International Shooting Sport Federation (ISSF) vice-president Luciano Rossi has been banned for three years by the governing body's Ethics Committee, insidethegames can reveal.
In a communication sent by Rossi to Member Federations within the organisation, seen by insidethegames, the controversial Italian writes that he has been suspended for 36 months and given an undisclosed fine.
He also vowed to appeal the sanction to the Court of Arbitration for Sport, claiming he was "confident justice would be enforced in that forum".
The decision effectively rules Rossi out of standing to replace Olegario Vázquez Raña as ISSF President when the Mexican official leaves a post he has held for 38 years in November.
Vázquez Raña has already publicly named Russian steel tycoon Vladimir Lisin as his preferred successor.

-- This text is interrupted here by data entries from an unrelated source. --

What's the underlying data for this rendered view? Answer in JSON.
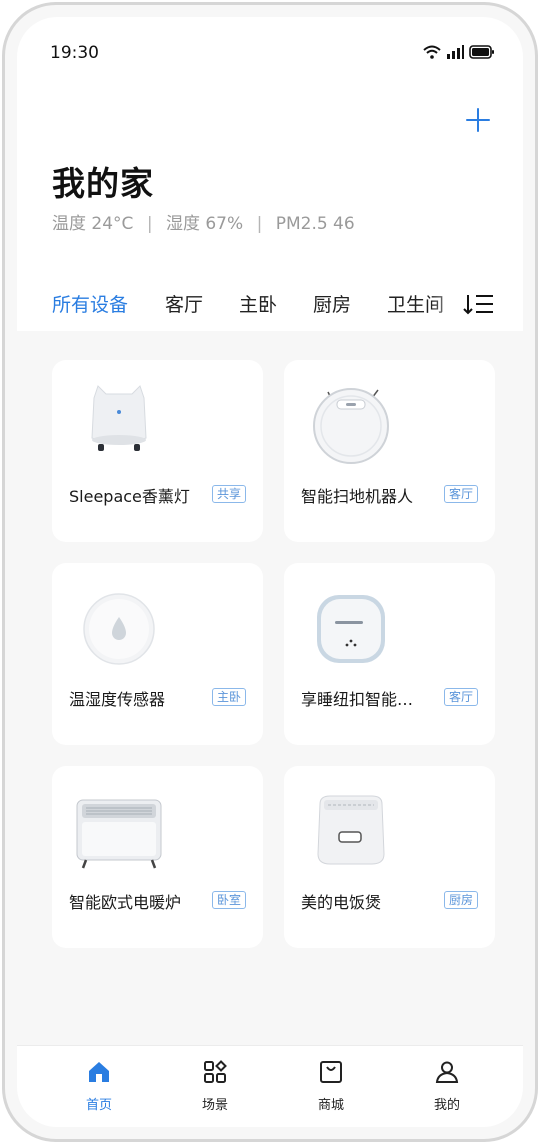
{
  "status_bar": {
    "time": "19:30"
  },
  "header": {
    "title": "我的家",
    "temperature": "温度  24°C",
    "humidity": "湿度 67%",
    "pm25": "PM2.5   46",
    "separator": "|"
  },
  "room_tabs": [
    {
      "label": "所有设备",
      "active": true
    },
    {
      "label": "客厅",
      "active": false
    },
    {
      "label": "主卧",
      "active": false
    },
    {
      "label": "厨房",
      "active": false
    },
    {
      "label": "卫生间",
      "active": false
    }
  ],
  "devices": [
    {
      "name": "Sleepace香薰灯",
      "tag": "共享",
      "icon": "aroma-lamp-icon"
    },
    {
      "name": "智能扫地机器人",
      "tag": "客厅",
      "icon": "robot-vacuum-icon"
    },
    {
      "name": "温湿度传感器",
      "tag": "主卧",
      "icon": "humidity-sensor-icon"
    },
    {
      "name": "享睡纽扣智能…",
      "tag": "客厅",
      "icon": "sleep-button-icon"
    },
    {
      "name": "智能欧式电暖炉",
      "tag": "卧室",
      "icon": "electric-heater-icon"
    },
    {
      "name": "美的电饭煲",
      "tag": "厨房",
      "icon": "rice-cooker-icon"
    }
  ],
  "bottom_nav": [
    {
      "label": "首页",
      "icon": "home-icon",
      "active": true
    },
    {
      "label": "场景",
      "icon": "scenes-icon",
      "active": false
    },
    {
      "label": "商城",
      "icon": "mall-icon",
      "active": false
    },
    {
      "label": "我的",
      "icon": "profile-icon",
      "active": false
    }
  ],
  "colors": {
    "accent": "#2a7de1",
    "tag_border": "#8bb8ea",
    "background": "#f7f7f7"
  }
}
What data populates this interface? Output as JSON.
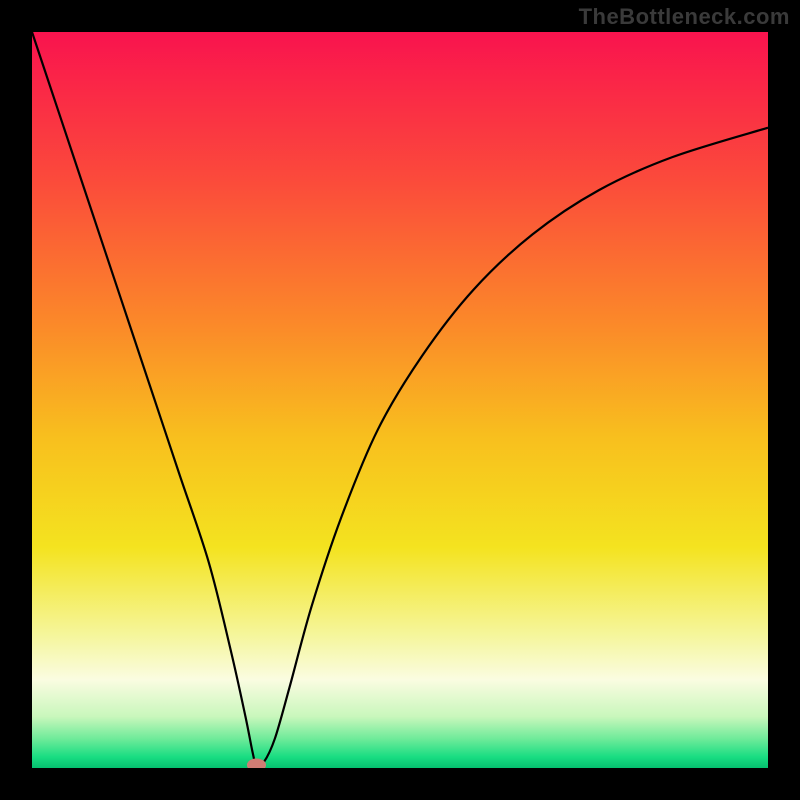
{
  "watermark": "TheBottleneck.com",
  "chart_data": {
    "type": "line",
    "title": "",
    "xlabel": "",
    "ylabel": "",
    "xlim": [
      0,
      100
    ],
    "ylim": [
      0,
      100
    ],
    "axes_visible": false,
    "grid": false,
    "background_gradient": {
      "stops": [
        {
          "offset": 0.0,
          "color": "#f9134e"
        },
        {
          "offset": 0.2,
          "color": "#fb4a3b"
        },
        {
          "offset": 0.4,
          "color": "#fb8a29"
        },
        {
          "offset": 0.55,
          "color": "#f8bf1e"
        },
        {
          "offset": 0.7,
          "color": "#f4e31f"
        },
        {
          "offset": 0.82,
          "color": "#f5f69c"
        },
        {
          "offset": 0.88,
          "color": "#fafce1"
        },
        {
          "offset": 0.93,
          "color": "#c9f7bc"
        },
        {
          "offset": 0.96,
          "color": "#70eb9a"
        },
        {
          "offset": 0.985,
          "color": "#19dd82"
        },
        {
          "offset": 1.0,
          "color": "#05c06f"
        }
      ]
    },
    "curve": {
      "x": [
        0,
        4,
        8,
        12,
        16,
        20,
        24,
        27,
        29,
        30,
        30.5,
        31.5,
        33,
        35,
        38,
        42,
        47,
        53,
        60,
        68,
        77,
        87,
        100
      ],
      "y": [
        100,
        88,
        76,
        64,
        52,
        40,
        28,
        16,
        7,
        2,
        0.4,
        0.8,
        4,
        11,
        22,
        34,
        46,
        56,
        65,
        72.5,
        78.5,
        83,
        87
      ]
    },
    "marker": {
      "x": 30.5,
      "y": 0.4,
      "color": "#cf7c74",
      "rx": 1.3,
      "ry": 0.9
    }
  }
}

Rossi was referred to the ISSF's Ethics Committee last year amid a number of accusations regarding his conduct as vice-president.
He was accused of launching a politically-motivated campaign to oppose the Tokyo 2020 programme by Vázquez Raña and later by Lisin, who said he was furthering his ambition of running for the top job.
The Mexican claimed the Italian orchestrated a plan to hold an Extraordinary General Assembly, held to discuss the alterations to the sport's programme at Tokyo 2020, so he could lobby the membership as part of his campaign to run for President.
It was also alleged that Rossi opposed the changes as he had a conflict of interest.
A company which Rossi allegedly has a 90 per cent stake in owns nearly 20 per cent of Eurotarget, which makes clay targets used in double trap shooting.
This discipline was dropped from the Olympic programme along with the men's 50 metre pistol and 50m rifle prone events to make way for mixed competitions.
The Italian was also accused of lying by the ISSF after he circulated a letter which claimed secretary general Franz Schreiber and fellow vice-president Gary Anderson had held secret talks with the International Olympic Committee about the possible introduction of laser guns into the sport.
The ISSF denied this and said Rossi had been spreading "false information", marking a rare example of a sports governing body publicly criticising one of their own high-ranking officials.
Rossi dismissed suggestions he was conflicted in any way when questioned by insidethegames and denied allegations he was using the Tokyo 2020 programme alterations to help mount a bid for the Presidency.
It came amid a bitter feud present throughout the ISSF last year.
It is not yet clear exactly which of the allegations Rossi was found guilty of by the Ethics Committee, comprised of lawyers independent from the ISSF.
insidethegames has contacted the ISSF for comment.